## WHAT IS NEEDED
Some lines in the records below may hold the word "subtitle"; give the number of those lines and nothing else.

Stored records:
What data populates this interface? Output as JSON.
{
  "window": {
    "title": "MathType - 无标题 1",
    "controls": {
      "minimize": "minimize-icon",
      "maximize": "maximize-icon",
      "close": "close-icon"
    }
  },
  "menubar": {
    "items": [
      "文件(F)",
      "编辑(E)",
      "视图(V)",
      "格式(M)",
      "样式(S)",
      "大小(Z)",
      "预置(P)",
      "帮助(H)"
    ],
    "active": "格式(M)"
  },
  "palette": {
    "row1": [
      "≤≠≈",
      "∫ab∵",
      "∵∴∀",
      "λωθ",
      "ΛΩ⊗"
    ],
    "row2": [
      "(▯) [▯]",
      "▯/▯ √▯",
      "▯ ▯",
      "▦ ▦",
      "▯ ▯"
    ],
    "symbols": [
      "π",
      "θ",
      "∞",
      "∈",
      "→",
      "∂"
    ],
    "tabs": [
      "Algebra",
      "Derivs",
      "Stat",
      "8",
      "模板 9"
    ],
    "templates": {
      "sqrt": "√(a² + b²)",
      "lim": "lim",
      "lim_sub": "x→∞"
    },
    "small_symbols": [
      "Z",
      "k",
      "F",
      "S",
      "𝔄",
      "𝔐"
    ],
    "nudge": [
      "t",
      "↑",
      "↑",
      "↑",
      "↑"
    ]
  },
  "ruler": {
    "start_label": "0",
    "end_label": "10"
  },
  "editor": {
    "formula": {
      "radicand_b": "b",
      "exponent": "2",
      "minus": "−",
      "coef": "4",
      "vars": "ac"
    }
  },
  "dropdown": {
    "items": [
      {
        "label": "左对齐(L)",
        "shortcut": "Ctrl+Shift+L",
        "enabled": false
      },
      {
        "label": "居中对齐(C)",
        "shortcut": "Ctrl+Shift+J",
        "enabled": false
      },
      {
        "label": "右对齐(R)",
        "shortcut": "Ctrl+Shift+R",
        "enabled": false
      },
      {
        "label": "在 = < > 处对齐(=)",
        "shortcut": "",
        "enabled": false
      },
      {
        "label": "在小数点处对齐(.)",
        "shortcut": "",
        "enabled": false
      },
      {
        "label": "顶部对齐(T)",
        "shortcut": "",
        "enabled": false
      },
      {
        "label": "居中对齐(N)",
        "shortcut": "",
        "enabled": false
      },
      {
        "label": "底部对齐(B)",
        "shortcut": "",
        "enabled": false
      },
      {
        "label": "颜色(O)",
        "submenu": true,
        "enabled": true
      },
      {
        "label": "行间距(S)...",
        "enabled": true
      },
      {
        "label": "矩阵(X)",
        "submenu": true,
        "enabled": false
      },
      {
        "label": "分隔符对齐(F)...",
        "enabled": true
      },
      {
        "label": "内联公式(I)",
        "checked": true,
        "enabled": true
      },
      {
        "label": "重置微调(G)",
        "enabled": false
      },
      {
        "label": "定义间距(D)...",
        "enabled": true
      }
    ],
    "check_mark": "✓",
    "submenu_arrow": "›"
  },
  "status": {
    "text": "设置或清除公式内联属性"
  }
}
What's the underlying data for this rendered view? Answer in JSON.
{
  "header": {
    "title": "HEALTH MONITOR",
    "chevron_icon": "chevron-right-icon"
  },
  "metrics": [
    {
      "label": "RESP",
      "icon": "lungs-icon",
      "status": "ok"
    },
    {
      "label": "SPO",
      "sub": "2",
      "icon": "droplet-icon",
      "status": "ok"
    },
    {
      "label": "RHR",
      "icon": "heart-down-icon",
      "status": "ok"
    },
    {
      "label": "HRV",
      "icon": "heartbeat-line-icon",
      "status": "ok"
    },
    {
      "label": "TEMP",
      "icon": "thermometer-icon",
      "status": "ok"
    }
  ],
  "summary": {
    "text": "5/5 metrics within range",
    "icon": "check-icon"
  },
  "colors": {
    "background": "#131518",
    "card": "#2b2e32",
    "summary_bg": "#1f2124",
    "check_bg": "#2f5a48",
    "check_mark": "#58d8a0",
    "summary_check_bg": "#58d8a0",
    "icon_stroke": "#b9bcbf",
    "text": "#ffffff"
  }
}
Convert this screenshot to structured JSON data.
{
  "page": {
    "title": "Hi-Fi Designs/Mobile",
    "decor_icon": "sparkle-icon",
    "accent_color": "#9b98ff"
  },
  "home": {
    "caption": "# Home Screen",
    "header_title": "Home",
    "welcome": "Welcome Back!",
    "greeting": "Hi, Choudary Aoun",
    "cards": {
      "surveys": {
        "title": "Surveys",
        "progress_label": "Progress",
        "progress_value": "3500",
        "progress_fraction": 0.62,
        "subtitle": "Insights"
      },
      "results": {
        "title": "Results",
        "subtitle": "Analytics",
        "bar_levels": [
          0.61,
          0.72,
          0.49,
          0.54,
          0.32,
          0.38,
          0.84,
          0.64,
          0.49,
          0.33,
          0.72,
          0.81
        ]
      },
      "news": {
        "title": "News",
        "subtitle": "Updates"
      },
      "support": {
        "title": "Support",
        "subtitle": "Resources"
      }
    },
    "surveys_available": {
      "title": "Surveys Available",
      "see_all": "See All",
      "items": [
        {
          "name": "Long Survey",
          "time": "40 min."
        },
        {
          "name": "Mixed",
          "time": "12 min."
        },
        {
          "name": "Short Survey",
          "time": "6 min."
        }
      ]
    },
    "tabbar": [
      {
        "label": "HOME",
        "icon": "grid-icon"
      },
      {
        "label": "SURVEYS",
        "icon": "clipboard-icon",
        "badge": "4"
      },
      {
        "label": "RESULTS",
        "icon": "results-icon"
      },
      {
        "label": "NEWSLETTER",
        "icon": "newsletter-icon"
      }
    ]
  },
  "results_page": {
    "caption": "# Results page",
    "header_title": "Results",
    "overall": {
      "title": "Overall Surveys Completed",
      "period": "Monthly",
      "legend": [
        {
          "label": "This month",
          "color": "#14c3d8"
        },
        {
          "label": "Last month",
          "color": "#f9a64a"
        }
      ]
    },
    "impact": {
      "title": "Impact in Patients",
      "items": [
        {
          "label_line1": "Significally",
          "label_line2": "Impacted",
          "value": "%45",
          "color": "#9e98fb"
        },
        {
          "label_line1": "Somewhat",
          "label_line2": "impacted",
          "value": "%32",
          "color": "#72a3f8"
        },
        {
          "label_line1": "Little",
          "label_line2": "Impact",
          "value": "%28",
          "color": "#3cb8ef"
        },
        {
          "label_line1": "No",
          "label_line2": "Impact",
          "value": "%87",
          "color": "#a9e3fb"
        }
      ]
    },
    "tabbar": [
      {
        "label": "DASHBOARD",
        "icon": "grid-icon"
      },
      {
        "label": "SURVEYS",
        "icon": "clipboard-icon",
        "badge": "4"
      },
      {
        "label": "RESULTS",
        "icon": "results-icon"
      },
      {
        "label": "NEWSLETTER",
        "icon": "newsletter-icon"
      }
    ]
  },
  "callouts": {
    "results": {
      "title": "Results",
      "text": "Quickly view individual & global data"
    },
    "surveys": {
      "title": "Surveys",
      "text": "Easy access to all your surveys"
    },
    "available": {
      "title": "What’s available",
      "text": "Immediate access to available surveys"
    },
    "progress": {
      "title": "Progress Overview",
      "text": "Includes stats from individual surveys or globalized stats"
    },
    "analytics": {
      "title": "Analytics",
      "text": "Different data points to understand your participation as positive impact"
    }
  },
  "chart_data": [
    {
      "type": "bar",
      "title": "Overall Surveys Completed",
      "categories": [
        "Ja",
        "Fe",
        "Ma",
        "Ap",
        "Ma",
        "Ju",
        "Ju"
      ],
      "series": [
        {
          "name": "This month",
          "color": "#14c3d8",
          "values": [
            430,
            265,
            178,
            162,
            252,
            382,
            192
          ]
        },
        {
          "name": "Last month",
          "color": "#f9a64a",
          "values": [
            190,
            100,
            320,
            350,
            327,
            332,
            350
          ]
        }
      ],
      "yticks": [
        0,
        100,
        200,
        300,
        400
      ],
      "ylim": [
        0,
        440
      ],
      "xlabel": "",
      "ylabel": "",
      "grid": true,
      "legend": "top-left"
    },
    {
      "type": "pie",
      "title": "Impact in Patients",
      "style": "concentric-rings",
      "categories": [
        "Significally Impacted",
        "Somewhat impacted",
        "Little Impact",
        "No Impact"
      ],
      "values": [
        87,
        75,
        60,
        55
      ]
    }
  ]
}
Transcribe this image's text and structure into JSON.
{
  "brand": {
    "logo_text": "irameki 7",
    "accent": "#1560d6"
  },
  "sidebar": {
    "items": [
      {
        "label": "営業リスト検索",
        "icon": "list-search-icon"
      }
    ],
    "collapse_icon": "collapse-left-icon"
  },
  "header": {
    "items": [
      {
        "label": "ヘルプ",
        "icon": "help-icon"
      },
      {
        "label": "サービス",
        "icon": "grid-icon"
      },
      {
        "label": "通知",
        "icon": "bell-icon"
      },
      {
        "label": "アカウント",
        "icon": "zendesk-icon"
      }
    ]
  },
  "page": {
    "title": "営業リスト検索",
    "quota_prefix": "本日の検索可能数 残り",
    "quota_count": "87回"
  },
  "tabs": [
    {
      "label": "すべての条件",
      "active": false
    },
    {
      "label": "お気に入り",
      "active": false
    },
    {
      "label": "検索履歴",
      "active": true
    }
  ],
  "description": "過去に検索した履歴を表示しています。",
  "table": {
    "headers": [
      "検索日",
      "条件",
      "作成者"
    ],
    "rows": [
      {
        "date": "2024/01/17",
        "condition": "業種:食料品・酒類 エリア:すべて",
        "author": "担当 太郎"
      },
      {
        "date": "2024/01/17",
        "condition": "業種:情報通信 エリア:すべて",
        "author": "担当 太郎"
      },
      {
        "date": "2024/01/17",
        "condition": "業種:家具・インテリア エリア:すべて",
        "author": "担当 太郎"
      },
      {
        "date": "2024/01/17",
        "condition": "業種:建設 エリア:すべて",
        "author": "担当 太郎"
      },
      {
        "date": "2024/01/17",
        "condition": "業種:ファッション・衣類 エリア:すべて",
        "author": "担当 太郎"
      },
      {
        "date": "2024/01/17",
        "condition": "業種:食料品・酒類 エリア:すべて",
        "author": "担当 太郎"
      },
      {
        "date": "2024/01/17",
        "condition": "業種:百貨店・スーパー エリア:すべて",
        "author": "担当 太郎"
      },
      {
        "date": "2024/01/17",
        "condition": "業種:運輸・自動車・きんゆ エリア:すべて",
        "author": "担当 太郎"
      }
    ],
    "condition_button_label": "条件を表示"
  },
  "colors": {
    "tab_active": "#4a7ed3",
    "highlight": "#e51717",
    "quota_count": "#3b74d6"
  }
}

## TASK ANSWER
4